Portada de Treading lightly

En el feed de Jay Cross descubro esta perla de la historia de los aborígenes australianos, tomada del libro Treading lightly, de Karl-Erik Sveiby y Tex Skuthorpe.

At the age of around twelve a young man would, together with his contemporaries, embark on a long learning journey that would forever change him. It would take fourteen to sixteen years before he returned to his own country.

The young man understood some of the language of each community, because his early teaching was from the women who had married into his community. He could therefore show respect when he went into each different community. But he still had much to learn, including the fact that communication is more than words; people also show respect in the way they speak. To show respect he would, for instance, not look the members of one particular community in the face when he talk.

It was essential to know the whole of everything and he learned that the valuable knowledge is hidden with in and cannot be see-only with patience will it be revealed. Surface knowledge has only limited value.

When the man finally returned to his home community, he still had to perform three more ceremonies taking up to six months in total, before he was considered an adult man with the ability to take on his role for his community. And now he could finally marry.

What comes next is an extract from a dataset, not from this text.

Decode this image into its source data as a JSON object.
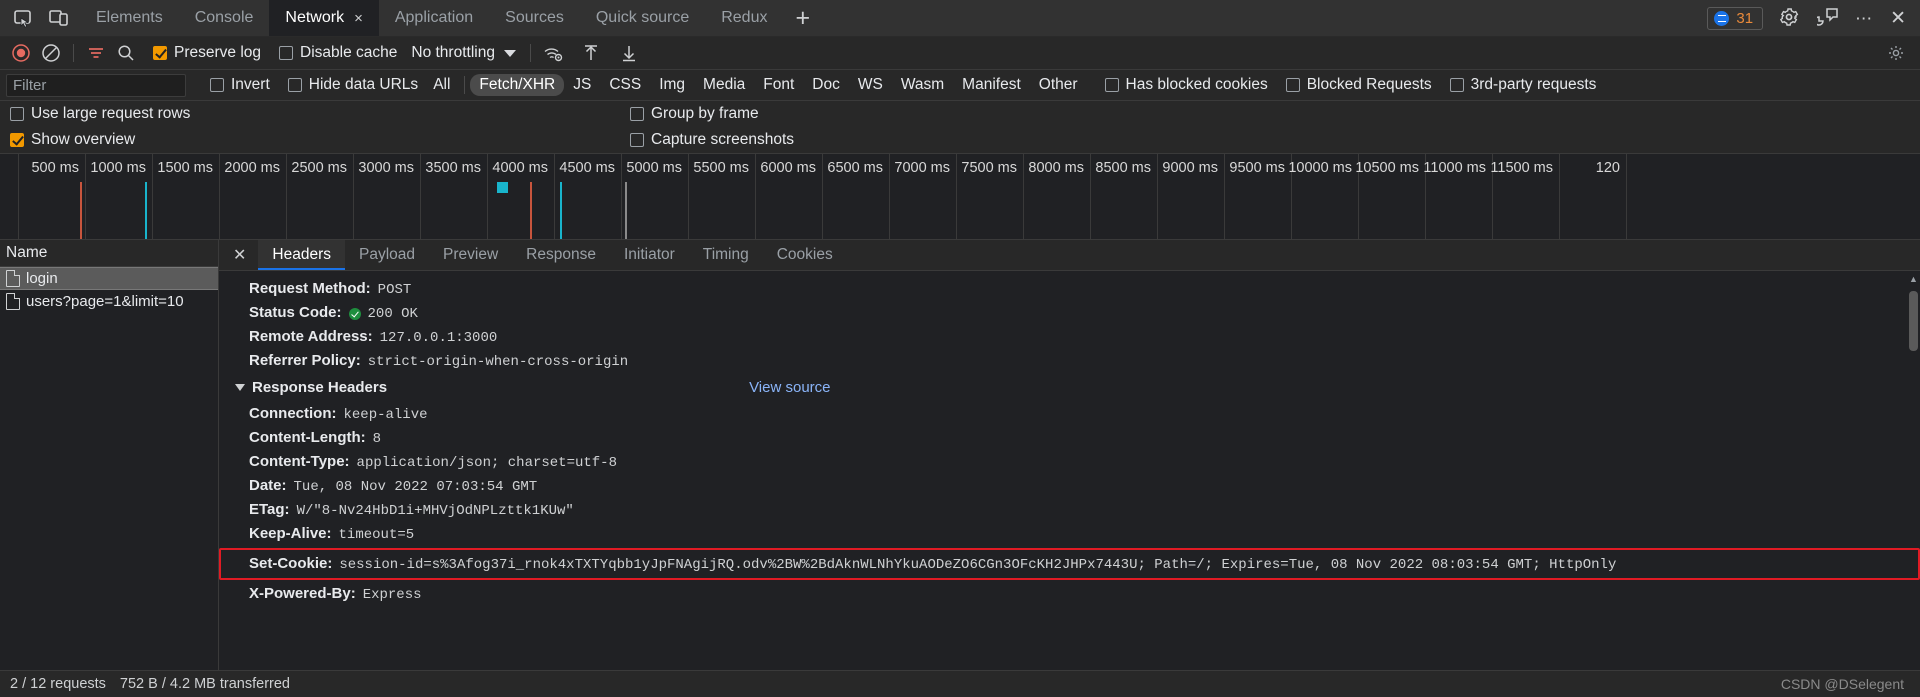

The women were considered to mature into responsible adults at a much younger age. Hence the women did not need to travel widely to learn. The girls learned about the neighboring habits from the women in the community. Because the women married and went to live with men in other communities, knowledge from all the surrounding groups was brought into each community.